Thoughts on In Bruges

The movie In Bruges is… interesting, to stay the least. At times funny and horrifying and sometimes both at once, this tale of two hitmen hiding in the Belgian town of Bruges after a botched job is surprisingly unconventional.
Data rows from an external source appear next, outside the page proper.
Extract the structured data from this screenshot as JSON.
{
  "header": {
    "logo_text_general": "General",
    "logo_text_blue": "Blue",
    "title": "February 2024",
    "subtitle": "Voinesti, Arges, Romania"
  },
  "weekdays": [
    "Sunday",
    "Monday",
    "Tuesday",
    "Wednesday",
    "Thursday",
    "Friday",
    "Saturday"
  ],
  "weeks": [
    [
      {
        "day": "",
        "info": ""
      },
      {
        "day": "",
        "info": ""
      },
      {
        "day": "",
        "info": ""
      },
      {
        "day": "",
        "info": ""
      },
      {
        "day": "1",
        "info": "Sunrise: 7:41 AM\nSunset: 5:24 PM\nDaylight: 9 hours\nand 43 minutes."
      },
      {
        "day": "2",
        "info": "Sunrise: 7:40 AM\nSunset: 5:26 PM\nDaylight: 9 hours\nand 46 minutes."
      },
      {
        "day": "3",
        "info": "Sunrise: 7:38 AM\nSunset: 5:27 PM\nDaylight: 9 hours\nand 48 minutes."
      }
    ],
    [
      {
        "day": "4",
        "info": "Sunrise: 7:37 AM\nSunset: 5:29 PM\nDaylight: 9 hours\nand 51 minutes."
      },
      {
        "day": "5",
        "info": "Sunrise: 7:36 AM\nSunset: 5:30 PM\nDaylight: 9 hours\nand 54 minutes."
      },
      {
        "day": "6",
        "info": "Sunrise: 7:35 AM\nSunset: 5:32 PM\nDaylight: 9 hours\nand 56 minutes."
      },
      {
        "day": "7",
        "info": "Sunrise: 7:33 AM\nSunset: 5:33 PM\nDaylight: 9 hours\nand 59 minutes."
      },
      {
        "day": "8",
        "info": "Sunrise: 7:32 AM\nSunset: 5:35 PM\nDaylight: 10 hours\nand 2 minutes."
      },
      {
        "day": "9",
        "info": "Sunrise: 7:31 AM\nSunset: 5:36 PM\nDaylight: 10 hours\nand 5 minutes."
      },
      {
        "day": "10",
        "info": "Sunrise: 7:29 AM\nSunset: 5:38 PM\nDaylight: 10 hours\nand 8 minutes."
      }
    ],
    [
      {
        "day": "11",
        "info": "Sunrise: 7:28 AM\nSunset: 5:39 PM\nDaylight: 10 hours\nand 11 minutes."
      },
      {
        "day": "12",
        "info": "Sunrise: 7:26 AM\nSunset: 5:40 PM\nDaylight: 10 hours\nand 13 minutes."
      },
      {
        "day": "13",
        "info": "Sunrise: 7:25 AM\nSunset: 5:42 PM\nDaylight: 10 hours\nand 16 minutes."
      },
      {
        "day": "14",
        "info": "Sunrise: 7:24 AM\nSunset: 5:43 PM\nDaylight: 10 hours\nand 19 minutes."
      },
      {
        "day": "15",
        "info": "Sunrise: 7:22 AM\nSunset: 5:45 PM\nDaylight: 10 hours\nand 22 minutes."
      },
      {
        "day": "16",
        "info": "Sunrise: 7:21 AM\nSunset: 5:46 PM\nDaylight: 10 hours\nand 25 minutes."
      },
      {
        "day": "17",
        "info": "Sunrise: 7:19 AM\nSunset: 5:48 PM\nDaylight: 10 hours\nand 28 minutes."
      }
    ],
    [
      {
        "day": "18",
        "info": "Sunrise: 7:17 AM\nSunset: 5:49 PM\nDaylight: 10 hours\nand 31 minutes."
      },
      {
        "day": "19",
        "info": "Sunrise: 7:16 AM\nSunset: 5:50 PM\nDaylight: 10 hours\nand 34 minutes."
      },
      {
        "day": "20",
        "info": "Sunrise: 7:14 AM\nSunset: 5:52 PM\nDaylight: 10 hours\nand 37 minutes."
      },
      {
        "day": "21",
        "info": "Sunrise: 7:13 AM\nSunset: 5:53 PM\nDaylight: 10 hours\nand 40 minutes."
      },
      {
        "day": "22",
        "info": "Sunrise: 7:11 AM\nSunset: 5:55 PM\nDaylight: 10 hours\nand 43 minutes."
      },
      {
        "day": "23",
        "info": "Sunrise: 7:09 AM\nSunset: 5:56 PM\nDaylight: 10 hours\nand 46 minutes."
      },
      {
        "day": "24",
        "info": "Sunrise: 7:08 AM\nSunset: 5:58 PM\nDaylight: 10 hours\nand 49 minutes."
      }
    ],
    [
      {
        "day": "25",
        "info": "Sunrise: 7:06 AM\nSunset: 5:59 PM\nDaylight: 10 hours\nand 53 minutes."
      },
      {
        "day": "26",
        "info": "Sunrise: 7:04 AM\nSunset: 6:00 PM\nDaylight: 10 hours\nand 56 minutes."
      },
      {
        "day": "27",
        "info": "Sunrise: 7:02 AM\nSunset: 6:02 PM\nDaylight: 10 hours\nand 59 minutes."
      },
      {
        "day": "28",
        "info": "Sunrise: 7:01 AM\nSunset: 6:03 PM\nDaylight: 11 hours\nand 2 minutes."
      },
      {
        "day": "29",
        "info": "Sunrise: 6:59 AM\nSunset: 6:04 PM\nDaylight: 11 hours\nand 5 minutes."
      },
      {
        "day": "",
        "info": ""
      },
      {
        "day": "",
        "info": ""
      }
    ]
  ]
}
By that, I mean that the movie sets you up with all the usual sort of expectations for a gangster movie, to the point where you think you can predict what will happen next, and then it delivers something else entirely that still makes perfect sense.

It has a strong cast, including Colin Farrell, Ralph Fiennes, and Brendan Gleeson, and everyone seems to fit naturally in their roles, no matter how outrageous the characters get.  That is a rather profound accomplishment in a movie that gets downright surreal and bizarre at times.

The pacing of In Bruges, in retrospect, is perhaps the true triumph of this film, starting out as what appears to be a leisurely gangster buddy movie, veering sharply to a dark twist, jumping between emotional highs and lows of the characters and story highs and lows for the audience, and ending with an intense, fast-paced, and still-humourous action sequence that delivers an irritatingly ambiguous ending.

Allow me a moment for a bit of a rant here.  I dislike ambiguous endings.  I feel they exist because the writer was too chicken to pick a definitive ending, and thus left it open-ended to avoid making the choice.  I don’t really believe the justifications or excuses you sometimes hear — “Well, the story I was telling was really over by that point,” or, “I wanted to leave it up to the viewer to decide,” — it’s just an easy way out to avoid making the decision that’s going to piss off some of your audience no matter what.  In the case of In Bruges, it’s merely mildly irritating, as I just want to know what happened; in the case of a movie like Pan’s Labyrinth, the ambiguity shown in the ending can potentially undermine the impact of the whole movie that came before.

Anyway, coming back to the main feature: In Bruges was a good movie.  It has something of the feel of a Guy Ritchie-esque heist movie, and I’m not sure about its re-watch value, but it was one of the more unique and entertaining movies I’ve seen in a while, and well worth checking out (unless you’re averse to blood, violence, and swearing).